High school students can't put their phones down, even when crossing a dangerous street. A new study quantifies just how often kids walk while distracted by technology.
According to the nonprofit Safe Kids Worldwide, one in five high school students and one in eight middle school students cross the street while doing something with a digital device.
Pedestrian injuries among teenagers in particular have been on the rise, increasing 25 percent in the last five years in the 16-19 year-old age group. Crossing streets while staring at a screen is one suggested reason.
Researchers sat at intersections near 68 schools in 17 states and counted 34,000 street crossings by kids and teens, noting who was distracted by a device.
According to the study, listening to music and texting were the top distractions. Thirty-nine percent of the students who were crossing the street while distracted were typing on a cell phone and another 39 percent were listening to headphones. About 20 percent of the distracted walkers were talking on the phone and the rest were using another kind of electronic device, such as a tablet or gaming console.

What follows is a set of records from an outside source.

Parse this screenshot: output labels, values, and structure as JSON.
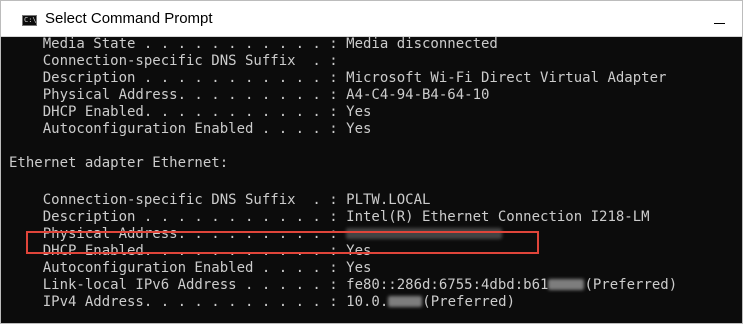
{
  "window": {
    "title": "Select Command Prompt",
    "icon": "cmd-icon",
    "icon_text": "C:\\"
  },
  "console": {
    "lines": [
      {
        "text": "    Media State . . . . . . . . . . . : Media disconnected"
      },
      {
        "text": "    Connection-specific DNS Suffix  . :"
      },
      {
        "text": "    Description . . . . . . . . . . . : Microsoft Wi-Fi Direct Virtual Adapter"
      },
      {
        "text": "    Physical Address. . . . . . . . . : A4-C4-94-B4-64-10"
      },
      {
        "text": "    DHCP Enabled. . . . . . . . . . . : Yes"
      },
      {
        "text": "    Autoconfiguration Enabled . . . . : Yes"
      },
      {
        "text": ""
      },
      {
        "text": "Ethernet adapter Ethernet:"
      },
      {
        "text": ""
      },
      {
        "text": "    Connection-specific DNS Suffix  . : PLTW.LOCAL"
      },
      {
        "text": "    Description . . . . . . . . . . . : Intel(R) Ethernet Connection I218-LM"
      },
      {
        "text": "    Physical Address. . . . . . . . . : "
      },
      {
        "text": "    DHCP Enabled. . . . . . . . . . . : Yes"
      },
      {
        "text": "    Autoconfiguration Enabled . . . . : Yes"
      },
      {
        "text": "    Link-local IPv6 Address . . . . . : fe80::286d:6755:4dbd:b61",
        "suffix": "(Preferred)"
      },
      {
        "text": "    IPv4 Address. . . . . . . . . . . : 10.0.",
        "suffix": "(Preferred)"
      }
    ]
  },
  "colors": {
    "console_bg": "#0c0c0c",
    "console_text": "#cccccc",
    "highlight_border": "#e0453a"
  }
}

Girls were a little more likely to distracted walk than boys but only just barely.
Distracted walking (and driving) is particularly dangerous for teens as they are more likely to do it than other age groups, according to this research, and because they are less likely to feel they are at at-risk group when doing so.
A few municipalities have issued laws against distracted walking while crossing a street, like Fort Lee, New Jersey, a suburb of New York City, which issues fines up to $85 for the violation. Utah's transit authority has passed a rule that prohibits passengers from using devices while crossing its light rail tracks in Salt Lake City. But generally, there's nothing illegal about tapping away at your phone while crossing a street.
So, for now, advocate like those at Safe Kids Worldwide are trying awareness campaigns, and doing things like asking kids to take a pledge to walk more safely and spread it on Facebook.
See the infographic below for a visual version of the research findings.